1. You can build the core OS and a loader as a separate NuttX application. Right? Nothing special here. NuttX would boot and start your loader application. The loader application would look to see if there is an application already in FLASH and, if so, it could just jump into it. The loader would have to know about some "magic" addresses where the application lies and you would probably have to have some header at that magic address so that the loader can determine if there is an application present there or not.

2. If there is nothing in FLASH (or, perhaps, if some special buttons are pressed at boot up time), then the loader could copy the application from the AT45 FLASH to the serial FLASH.

Now, how would you build an application in for this case? You would need only to have a special linker script that:

1. Does not include the NuttX startup and vector logic, and
2. Defines all of the symbols in the the base code.

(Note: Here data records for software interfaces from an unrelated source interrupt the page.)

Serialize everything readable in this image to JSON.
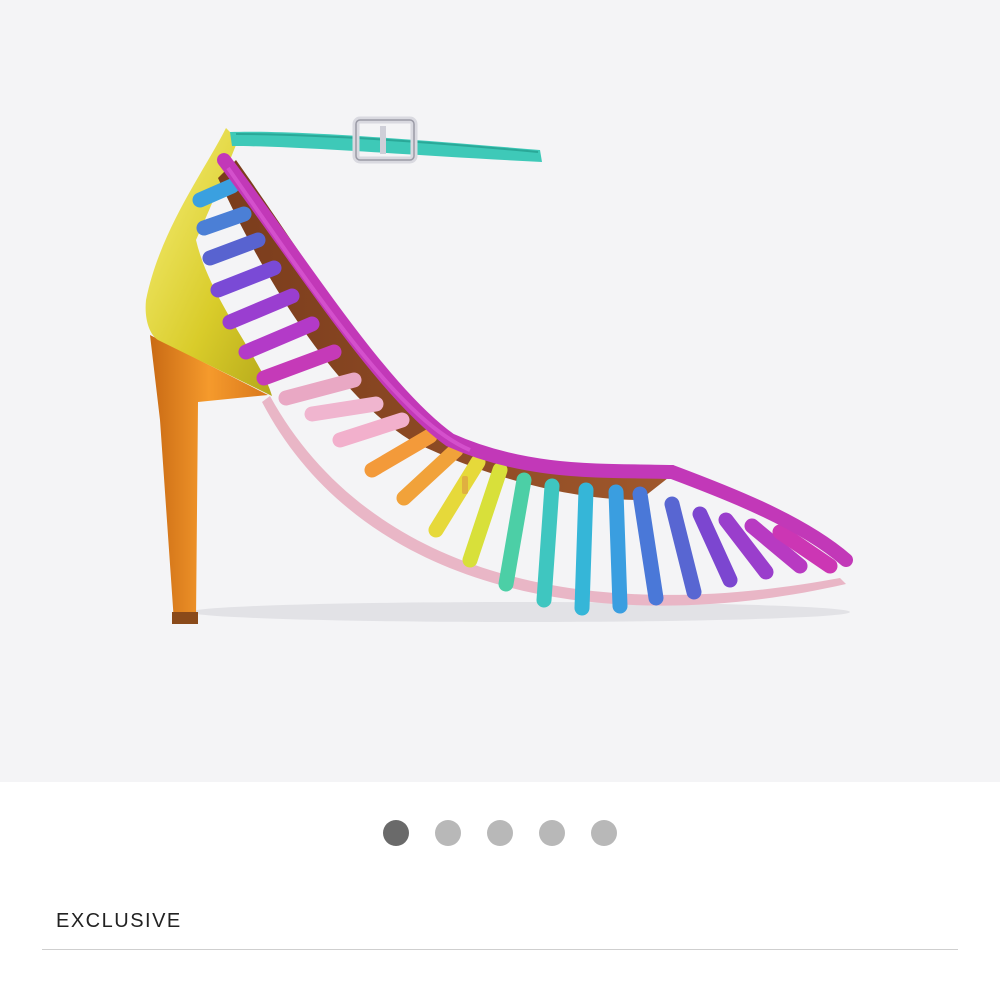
{
  "product": {
    "image_alt_icon": "rainbow-caged-pointed-heel-image",
    "badge": "EXCLUSIVE"
  },
  "carousel": {
    "total": 5,
    "active_index": 0
  }
}
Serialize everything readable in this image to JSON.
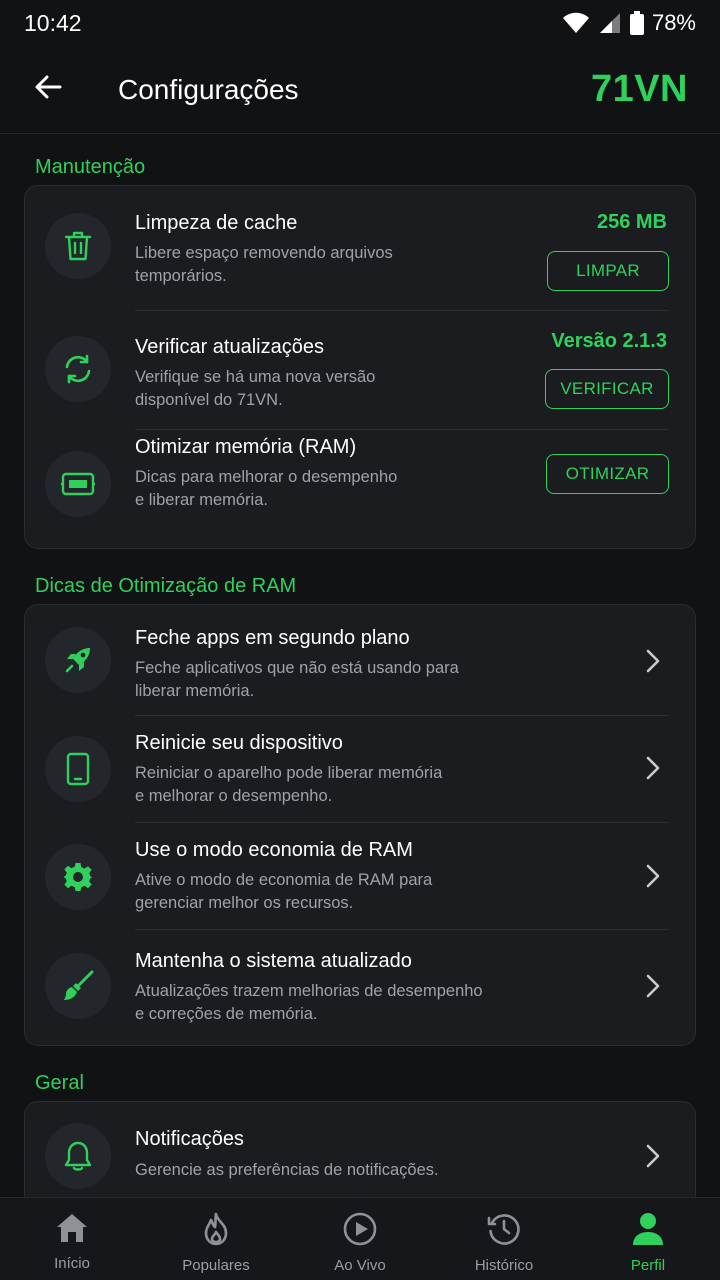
{
  "status": {
    "time": "10:42",
    "battery": "78%"
  },
  "header": {
    "title": "Configurações",
    "logo": "71VN"
  },
  "sections": {
    "maintenance": {
      "title": "Manutenção",
      "items": [
        {
          "title": "Limpeza de cache",
          "desc1": "Libere espaço removendo arquivos",
          "desc2": "temporários.",
          "value": "256 MB",
          "button": "LIMPAR",
          "icon": "trash-icon"
        },
        {
          "title": "Verificar atualizações",
          "desc1": "Verifique se há uma nova versão",
          "desc2": "disponível do 71VN.",
          "value": "Versão 2.1.3",
          "button": "VERIFICAR",
          "icon": "refresh-icon"
        },
        {
          "title": "Otimizar memória (RAM)",
          "desc1": "Dicas para melhorar o desempenho",
          "desc2": "e liberar memória.",
          "button": "OTIMIZAR",
          "icon": "memory-icon"
        }
      ]
    },
    "ram_tips": {
      "title": "Dicas de Otimização de RAM",
      "items": [
        {
          "title": "Feche apps em segundo plano",
          "desc1": "Feche aplicativos que não está usando para",
          "desc2": "liberar memória.",
          "icon": "rocket-icon"
        },
        {
          "title": "Reinicie seu dispositivo",
          "desc1": "Reiniciar o aparelho pode liberar memória",
          "desc2": "e melhorar o desempenho.",
          "icon": "phone-icon"
        },
        {
          "title": "Use o modo economia de RAM",
          "desc1": "Ative o modo de economia de RAM para",
          "desc2": "gerenciar melhor os recursos.",
          "icon": "gear-icon"
        },
        {
          "title": "Mantenha o sistema atualizado",
          "desc1": "Atualizações trazem melhorias de desempenho",
          "desc2": "e correções de memória.",
          "icon": "broom-icon"
        }
      ]
    },
    "general": {
      "title": "Geral",
      "items": [
        {
          "title": "Notificações",
          "desc1": "Gerencie as preferências de notificações.",
          "icon": "bell-icon"
        }
      ]
    }
  },
  "nav": [
    {
      "label": "Início",
      "icon": "home-icon"
    },
    {
      "label": "Populares",
      "icon": "flame-icon"
    },
    {
      "label": "Ao Vivo",
      "icon": "play-icon"
    },
    {
      "label": "Histórico",
      "icon": "history-icon"
    },
    {
      "label": "Perfil",
      "icon": "profile-icon",
      "active": true
    }
  ],
  "colors": {
    "accent": "#2fd15c",
    "background": "#111214",
    "card": "#1b1c1f"
  }
}
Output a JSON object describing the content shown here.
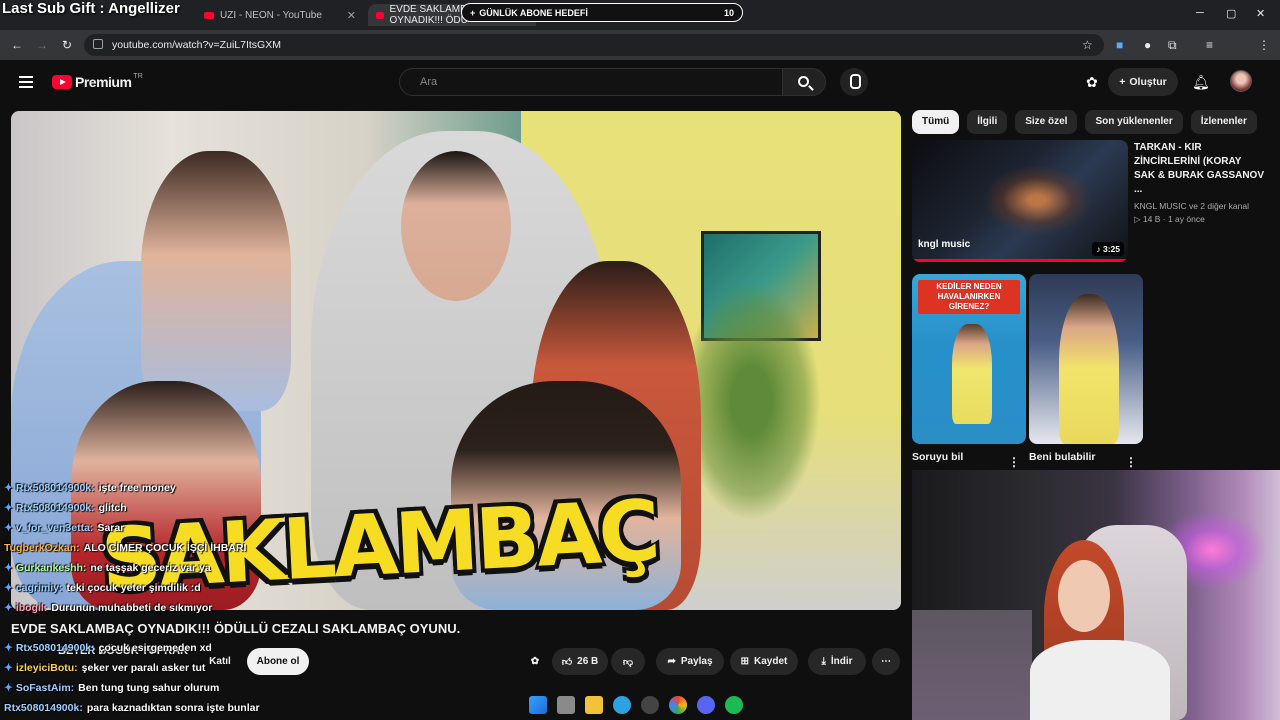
{
  "stream_overlay": {
    "last_sub": "Last Sub Gift : Angellizer",
    "goal_label": "GÜNLÜK ABONE HEDEFİ",
    "goal_count": "10"
  },
  "browser": {
    "tabs": [
      {
        "label": "UZI - NEON - YouTube"
      },
      {
        "label": "EVDE SAKLAMBAÇ OYNADIK!!! ÖDÜ"
      }
    ],
    "url": "youtube.com/watch?v=ZuiL7ItsGXM"
  },
  "header": {
    "logo_text": "Premium",
    "logo_country": "TR",
    "search_placeholder": "Ara",
    "create_label": "Oluştur"
  },
  "video": {
    "thumbnail_title": "SAKLAMBAÇ",
    "title": "EVDE SAKLAMBAÇ OYNADIK!!! ÖDÜLLÜ CEZALI SAKLAMBAÇ OYUNU.",
    "channel": "BETER BÖCÜK TOPRAK",
    "join_label": "Katıl",
    "subscribe_label": "Abone ol",
    "likes": "26 B",
    "share_label": "Paylaş",
    "save_label": "Kaydet",
    "download_label": "İndir"
  },
  "chat": [
    {
      "name": "Rtx508014900k:",
      "message": "işte free money",
      "color": "#9ad0ff"
    },
    {
      "name": "Rtx508014900k:",
      "message": "glitch",
      "color": "#9ad0ff"
    },
    {
      "name": "v_for_ven3etta:",
      "message": "Sarar",
      "color": "#9ad0ff"
    },
    {
      "name": "TugberkOzkan:",
      "message": "ALO CİMER ÇOCUK İŞÇİ İHBARI",
      "color": "#ffb347"
    },
    {
      "name": "Gurkankeshh:",
      "message": "ne taşşak geceriz var ya",
      "color": "#b2ff9e"
    },
    {
      "name": "cagrimiy:",
      "message": "teki çocuk yeter şimdilik :d",
      "color": "#9ad0ff"
    },
    {
      "name": "ibogil:",
      "message": "Durunun muhabbeti de sıkmıyor",
      "color": "#ff9eb5"
    },
    {
      "name": "Rtx508014900k:",
      "message": "çocuk esirgemeden xd",
      "color": "#9ad0ff"
    },
    {
      "name": "izleyiciBotu:",
      "message": "şeker ver paralı asker tut",
      "color": "#ffd24d"
    },
    {
      "name": "SoFastAim:",
      "message": "Ben tung tung sahur olurum",
      "color": "#9ad0ff"
    },
    {
      "name": "Rtx508014900k:",
      "message": "para kaznadıktan sonra işte bunlar",
      "color": "#9ad0ff"
    }
  ],
  "sidebar": {
    "chips": [
      "Tümü",
      "İlgili",
      "Size özel",
      "Son yüklenenler",
      "İzlenenler"
    ],
    "rec1": {
      "title": "TARKAN - KIR ZİNCİRLERİNİ (KORAY SAK & BURAK GASSANOV ...",
      "channel": "KNGL MUSIC ve 2 diğer kanal",
      "meta": "14 B · 1 ay önce",
      "duration": "3:25",
      "brand": "kngl music"
    },
    "shorts": [
      {
        "title": "Soruyu bil",
        "banner": "KEDİLER NEDEN HAVALANIRKEN GİRENEZ?"
      },
      {
        "title": "Beni bulabilir"
      }
    ]
  }
}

The syntax is like:

symbol = expression ;

And you use this a few hundred times to export all of the symbols from the base code. You would probably have to develop a tool that uses arm-none-eabi-nm or the top level System.map file to generate such symbol definitions. Then when you build the new application with this special linker script, it was call into the base code to interface with the RTOS.

An alternative would be to put a big call table in the base code that the application could use to access the base OS code. There are always many different designs that can achieve the same ends.

The only real advantage of the kernel build in your case is that that you can interface with the base code through traps and no such symbol information would be required.
I also have to be able to debug the app, while developing it with Atollic and J-link
I don't think that there is anything unique about this debug environment. If you have all of the symbolic information for that application, it should debug fine until you call into the base code, then you would have to load a different symbol file.
Is it possible (and how?) to build the app separated from Nuttx? Is it possible to update and execute it from internal flash ? Should I do this using /apps/system/install/ for this?
I have not used /apps/system/install, but it seems like it could be the basis for what you want to do.

Greg
pn_bouteville@yahoo.fr [nuttx]
2015-12-15 19:04:55 UTC
Permalink
Hi Greg,

There is some news about input capture ? I need to get value of timer when GPIO edge occur on multiple channels on one timer.

Pierre

Loading...